Shanghai Tower — Shanghai, China
Image by Gensler
Shanghai Tower — Shanghai, China
Image by Gensler

Toward A New Consilience

By Lance Hosey

It’s way past time for standards of “good design” and “green design” to come together.

This year marks the 20th anniversary of E.O. Wilson’s classic Consilience: The Unity of Knowledge. “The greatest enterprise of the mind,” declared the Harvard biologist, “has always been and always will be the attempted linkage of the sciences and humanities.” In the modern era, branches of knowledge tend to be siloed, limiting our ability to see beyond their boundaries. This is particularly challenging in the relationship between art and science: we think of art as subjective and idiosyncratic, and science as objective and systematic. One is about creative expression, the other about analytical observation, and the two mix like oil and water. “Until that fundamental divide is closed,” Wilson explains elsewhere, “the relation between man and the living world will remain problematic.”

Arguably, that divide is most conspicuous in the relationship between design and sustainability. By and large, architects still think of design as an art and sustainability as a science — and rarely do they come together. Eight years ago, Vanity Fair surveyed 52 of the world’s leading architects to identify the greatest structures built since 1980, and the resulting list revealed a conspicuous dearth of green buildings. In response, for ARCHITECT magazine I conducted my own poll of leading sustainable design experts to find the most important examples. Not a single building or American architect appeared on both lists. Standards of “good design” and “green design” seemed completely separate.

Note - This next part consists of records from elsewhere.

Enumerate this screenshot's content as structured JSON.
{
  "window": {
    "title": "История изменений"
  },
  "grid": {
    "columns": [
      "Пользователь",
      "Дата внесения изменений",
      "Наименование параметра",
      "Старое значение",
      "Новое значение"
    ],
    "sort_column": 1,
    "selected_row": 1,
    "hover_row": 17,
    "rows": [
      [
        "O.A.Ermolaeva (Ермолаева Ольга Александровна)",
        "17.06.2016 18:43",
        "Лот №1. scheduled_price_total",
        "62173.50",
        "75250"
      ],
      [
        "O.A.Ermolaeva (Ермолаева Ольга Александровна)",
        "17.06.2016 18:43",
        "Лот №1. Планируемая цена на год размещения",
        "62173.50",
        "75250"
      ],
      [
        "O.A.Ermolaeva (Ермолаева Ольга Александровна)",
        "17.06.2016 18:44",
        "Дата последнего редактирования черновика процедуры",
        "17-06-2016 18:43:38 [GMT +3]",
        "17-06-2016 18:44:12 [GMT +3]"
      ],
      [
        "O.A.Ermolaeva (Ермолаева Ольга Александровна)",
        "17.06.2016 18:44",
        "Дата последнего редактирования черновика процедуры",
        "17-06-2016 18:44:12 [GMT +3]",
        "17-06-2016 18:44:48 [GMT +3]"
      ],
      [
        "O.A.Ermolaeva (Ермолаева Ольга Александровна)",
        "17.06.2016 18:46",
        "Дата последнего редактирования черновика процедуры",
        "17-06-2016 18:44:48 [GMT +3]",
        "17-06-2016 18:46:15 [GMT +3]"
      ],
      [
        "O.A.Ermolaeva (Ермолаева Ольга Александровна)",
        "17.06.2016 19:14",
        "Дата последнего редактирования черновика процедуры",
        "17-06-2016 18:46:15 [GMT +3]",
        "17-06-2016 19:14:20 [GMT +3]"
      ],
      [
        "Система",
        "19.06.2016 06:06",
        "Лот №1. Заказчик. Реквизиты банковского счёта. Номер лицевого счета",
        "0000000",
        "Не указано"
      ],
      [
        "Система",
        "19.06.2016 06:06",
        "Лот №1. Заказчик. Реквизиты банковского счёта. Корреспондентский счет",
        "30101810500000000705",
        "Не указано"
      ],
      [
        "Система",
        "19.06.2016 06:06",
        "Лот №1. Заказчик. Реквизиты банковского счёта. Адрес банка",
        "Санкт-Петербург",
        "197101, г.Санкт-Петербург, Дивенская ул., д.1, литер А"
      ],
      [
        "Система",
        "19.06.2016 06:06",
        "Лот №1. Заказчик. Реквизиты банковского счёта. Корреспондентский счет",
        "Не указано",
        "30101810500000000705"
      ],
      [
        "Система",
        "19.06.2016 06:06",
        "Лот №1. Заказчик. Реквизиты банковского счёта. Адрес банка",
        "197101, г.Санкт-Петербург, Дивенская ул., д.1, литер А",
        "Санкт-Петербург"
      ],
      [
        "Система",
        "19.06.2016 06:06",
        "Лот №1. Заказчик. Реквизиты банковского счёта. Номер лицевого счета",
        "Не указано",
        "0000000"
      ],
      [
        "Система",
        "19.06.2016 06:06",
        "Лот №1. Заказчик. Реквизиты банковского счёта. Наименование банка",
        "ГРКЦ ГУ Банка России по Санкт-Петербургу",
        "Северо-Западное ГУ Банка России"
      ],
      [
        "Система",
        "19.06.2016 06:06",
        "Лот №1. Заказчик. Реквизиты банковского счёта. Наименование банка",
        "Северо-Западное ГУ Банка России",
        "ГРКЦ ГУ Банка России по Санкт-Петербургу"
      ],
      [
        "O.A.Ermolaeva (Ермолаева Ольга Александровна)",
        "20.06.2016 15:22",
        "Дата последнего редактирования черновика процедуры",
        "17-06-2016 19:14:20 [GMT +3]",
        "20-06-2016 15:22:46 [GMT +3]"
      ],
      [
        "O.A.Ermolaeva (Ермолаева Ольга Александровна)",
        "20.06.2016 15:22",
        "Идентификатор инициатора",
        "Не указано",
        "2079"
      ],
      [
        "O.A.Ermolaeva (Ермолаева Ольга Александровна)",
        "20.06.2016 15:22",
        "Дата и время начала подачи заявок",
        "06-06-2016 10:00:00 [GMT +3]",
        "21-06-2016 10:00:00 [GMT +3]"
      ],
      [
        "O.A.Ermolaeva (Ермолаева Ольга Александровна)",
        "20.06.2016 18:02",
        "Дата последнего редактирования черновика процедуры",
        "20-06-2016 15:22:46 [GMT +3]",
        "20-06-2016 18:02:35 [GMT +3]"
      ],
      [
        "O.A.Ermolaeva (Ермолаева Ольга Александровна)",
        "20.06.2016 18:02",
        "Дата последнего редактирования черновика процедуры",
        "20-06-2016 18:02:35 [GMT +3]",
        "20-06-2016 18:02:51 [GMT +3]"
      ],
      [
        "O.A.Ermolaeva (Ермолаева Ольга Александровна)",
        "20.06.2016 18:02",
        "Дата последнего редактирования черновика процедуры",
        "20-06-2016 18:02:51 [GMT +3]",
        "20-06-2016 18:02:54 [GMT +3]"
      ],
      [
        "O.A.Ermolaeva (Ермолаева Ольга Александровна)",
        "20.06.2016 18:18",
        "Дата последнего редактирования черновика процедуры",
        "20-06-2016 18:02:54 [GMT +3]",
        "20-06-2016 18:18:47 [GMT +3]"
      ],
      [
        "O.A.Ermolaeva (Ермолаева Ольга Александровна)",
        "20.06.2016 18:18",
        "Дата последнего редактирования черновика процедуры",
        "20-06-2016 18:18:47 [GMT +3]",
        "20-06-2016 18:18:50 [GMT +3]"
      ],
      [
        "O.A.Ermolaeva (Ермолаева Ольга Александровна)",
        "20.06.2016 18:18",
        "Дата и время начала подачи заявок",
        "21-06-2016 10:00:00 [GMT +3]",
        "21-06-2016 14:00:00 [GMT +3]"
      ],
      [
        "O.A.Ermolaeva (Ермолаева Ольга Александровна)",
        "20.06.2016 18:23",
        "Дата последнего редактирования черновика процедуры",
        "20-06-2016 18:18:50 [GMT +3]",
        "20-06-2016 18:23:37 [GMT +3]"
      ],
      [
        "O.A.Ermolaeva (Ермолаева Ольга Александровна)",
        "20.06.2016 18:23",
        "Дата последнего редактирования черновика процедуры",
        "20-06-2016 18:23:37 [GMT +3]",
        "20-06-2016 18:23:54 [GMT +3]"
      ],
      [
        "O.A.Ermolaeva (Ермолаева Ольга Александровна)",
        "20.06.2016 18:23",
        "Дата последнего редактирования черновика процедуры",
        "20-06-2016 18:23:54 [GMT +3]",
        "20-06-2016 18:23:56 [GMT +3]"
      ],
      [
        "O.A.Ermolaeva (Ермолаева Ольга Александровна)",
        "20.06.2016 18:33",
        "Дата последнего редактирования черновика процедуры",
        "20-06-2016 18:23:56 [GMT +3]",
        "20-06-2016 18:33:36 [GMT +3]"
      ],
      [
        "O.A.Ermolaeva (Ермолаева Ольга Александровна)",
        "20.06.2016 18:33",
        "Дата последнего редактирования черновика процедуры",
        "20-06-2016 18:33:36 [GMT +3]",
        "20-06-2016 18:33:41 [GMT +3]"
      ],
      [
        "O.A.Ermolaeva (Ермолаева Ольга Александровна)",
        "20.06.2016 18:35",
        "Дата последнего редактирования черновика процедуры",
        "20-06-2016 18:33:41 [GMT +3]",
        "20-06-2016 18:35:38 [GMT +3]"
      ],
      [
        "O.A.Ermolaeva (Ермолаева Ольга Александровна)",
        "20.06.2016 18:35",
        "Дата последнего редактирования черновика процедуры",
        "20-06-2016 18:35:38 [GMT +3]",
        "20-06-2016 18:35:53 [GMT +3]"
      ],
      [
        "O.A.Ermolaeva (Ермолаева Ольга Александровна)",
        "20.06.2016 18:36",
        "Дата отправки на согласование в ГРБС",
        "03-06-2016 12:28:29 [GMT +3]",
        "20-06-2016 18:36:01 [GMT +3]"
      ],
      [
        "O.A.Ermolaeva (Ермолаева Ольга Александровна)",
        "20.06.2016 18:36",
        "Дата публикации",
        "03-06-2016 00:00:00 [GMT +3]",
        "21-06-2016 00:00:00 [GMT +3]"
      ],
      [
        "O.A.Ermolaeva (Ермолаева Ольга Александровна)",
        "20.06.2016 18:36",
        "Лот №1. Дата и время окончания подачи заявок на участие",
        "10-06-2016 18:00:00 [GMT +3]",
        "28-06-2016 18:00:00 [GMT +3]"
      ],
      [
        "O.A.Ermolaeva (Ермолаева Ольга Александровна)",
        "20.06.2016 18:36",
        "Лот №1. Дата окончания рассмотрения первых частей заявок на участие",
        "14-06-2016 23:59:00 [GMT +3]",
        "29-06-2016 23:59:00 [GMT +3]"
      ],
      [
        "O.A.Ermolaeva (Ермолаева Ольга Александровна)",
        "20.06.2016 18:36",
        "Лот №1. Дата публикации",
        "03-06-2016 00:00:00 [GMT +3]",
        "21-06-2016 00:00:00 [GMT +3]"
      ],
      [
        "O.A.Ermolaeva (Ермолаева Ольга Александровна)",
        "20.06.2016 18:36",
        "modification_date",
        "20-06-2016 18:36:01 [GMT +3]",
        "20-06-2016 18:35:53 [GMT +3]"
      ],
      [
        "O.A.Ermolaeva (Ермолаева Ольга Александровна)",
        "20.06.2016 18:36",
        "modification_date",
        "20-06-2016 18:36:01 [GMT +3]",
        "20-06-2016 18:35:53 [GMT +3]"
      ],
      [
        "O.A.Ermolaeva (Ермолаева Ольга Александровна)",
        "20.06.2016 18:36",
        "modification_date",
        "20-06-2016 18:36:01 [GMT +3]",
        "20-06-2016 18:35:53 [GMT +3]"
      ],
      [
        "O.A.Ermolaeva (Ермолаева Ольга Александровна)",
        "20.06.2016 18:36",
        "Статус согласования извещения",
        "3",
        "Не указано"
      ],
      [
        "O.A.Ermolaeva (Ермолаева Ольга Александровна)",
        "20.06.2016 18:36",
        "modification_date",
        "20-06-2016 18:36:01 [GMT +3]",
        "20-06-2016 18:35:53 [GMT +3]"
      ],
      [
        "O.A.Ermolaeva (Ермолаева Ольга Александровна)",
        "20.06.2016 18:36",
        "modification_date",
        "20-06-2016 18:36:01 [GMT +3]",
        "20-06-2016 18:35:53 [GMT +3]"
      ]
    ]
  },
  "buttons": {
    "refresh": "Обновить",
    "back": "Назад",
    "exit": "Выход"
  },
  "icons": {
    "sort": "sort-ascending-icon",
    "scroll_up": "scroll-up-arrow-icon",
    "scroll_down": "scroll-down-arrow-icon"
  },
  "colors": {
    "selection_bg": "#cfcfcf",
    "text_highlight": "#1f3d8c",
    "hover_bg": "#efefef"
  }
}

The apparent rift continues today. For example, every year the American Institute of Architects selects a number of projects to receive the Institute Honor Awards for Architecture, “the profession’s highest recognition of works that exemplify excellence.” Since 1997, the AIA’s Committee on the Environment has also selected 10 projects annually to receive the COTE Top Ten Award, “the industry’s premier program celebrating great design and great performance.” The two honors essentially represent excellence in design and sustainability, respectively. Of the 220 projects eligible to have received both awards, fewer than 10 percent have done so, although signs suggest the overlap is growing.

So, even in the best cases, designers often think of how buildings look as being separate from how they work. Yet, research shows that the earliest design decisions — size, shape, orientation, etc. — determine up to 90 percent of a project’s eventual impact. As we illustrated in Gensler’s 2018 Impact by Design report, there is a relationship between form and performance, image and impact.

Image by Gensler

Much of our recent work demonstrates this as well. The twisted form of the LEED-Platinum Shanghai Tower bends with the wind to reduce the amount of structural steel by 25 percent and save $60 million in construction costs. The curved, serrated façade of the CCCC Haikou Headquarters minimizes direct solar heat gain. For a student housing project we are currently designing, we found that by simply facing all the rooms south or north we could cut heat gain by 71 percent, a dramatic improvement in energy consumption, operating costs, and occupant comfort.


The earliest design decisions determine up to 90 percent of a project’s eventual impact.

CCCC Headquarters — Haikou, China
Image by Gensler

Furthermore, as I study in my 2012 book, The Shape of Green: Aesthetics, Ecology, and Design, a growing wealth of research in environmental psychology and neuroscience is teaching us more and more about how people respond to shape, space, color, pattern, and texture — the designer’s toolkit. Some patterns have been shown to reduce stress by as much as 60 percent, just by being in our field of vision. If designers applied such knowledge to everything they touch — from products and interiors to buildings and cities — the entire built environment could both look good and be good for you. With more and more evidence of the power of architecture, can we finally take up Wilson’s call to action and usher in a new era of consilient design?

This week at Greenbuild in Chicago, I will be exploring this question in a presentation with James Timberlake (KieranTimblerlake), Bob Harris (Lake|Flato), and Andrea Love (Payette). Come join the dialogue!

Lance Hosey, FAIA, LEED Fellow, is a Design Director and Sustainability Leader in Gensler’s Southwest Region, based in San Diego. He has authored two books and hundreds of essays on design innovation for the New York Times, Washington Post, Fast Company, Huffington Post, and other publications. As of 2015, he was one of only 30 people in the world to be named a Fellow with both the AIA and the USGBC.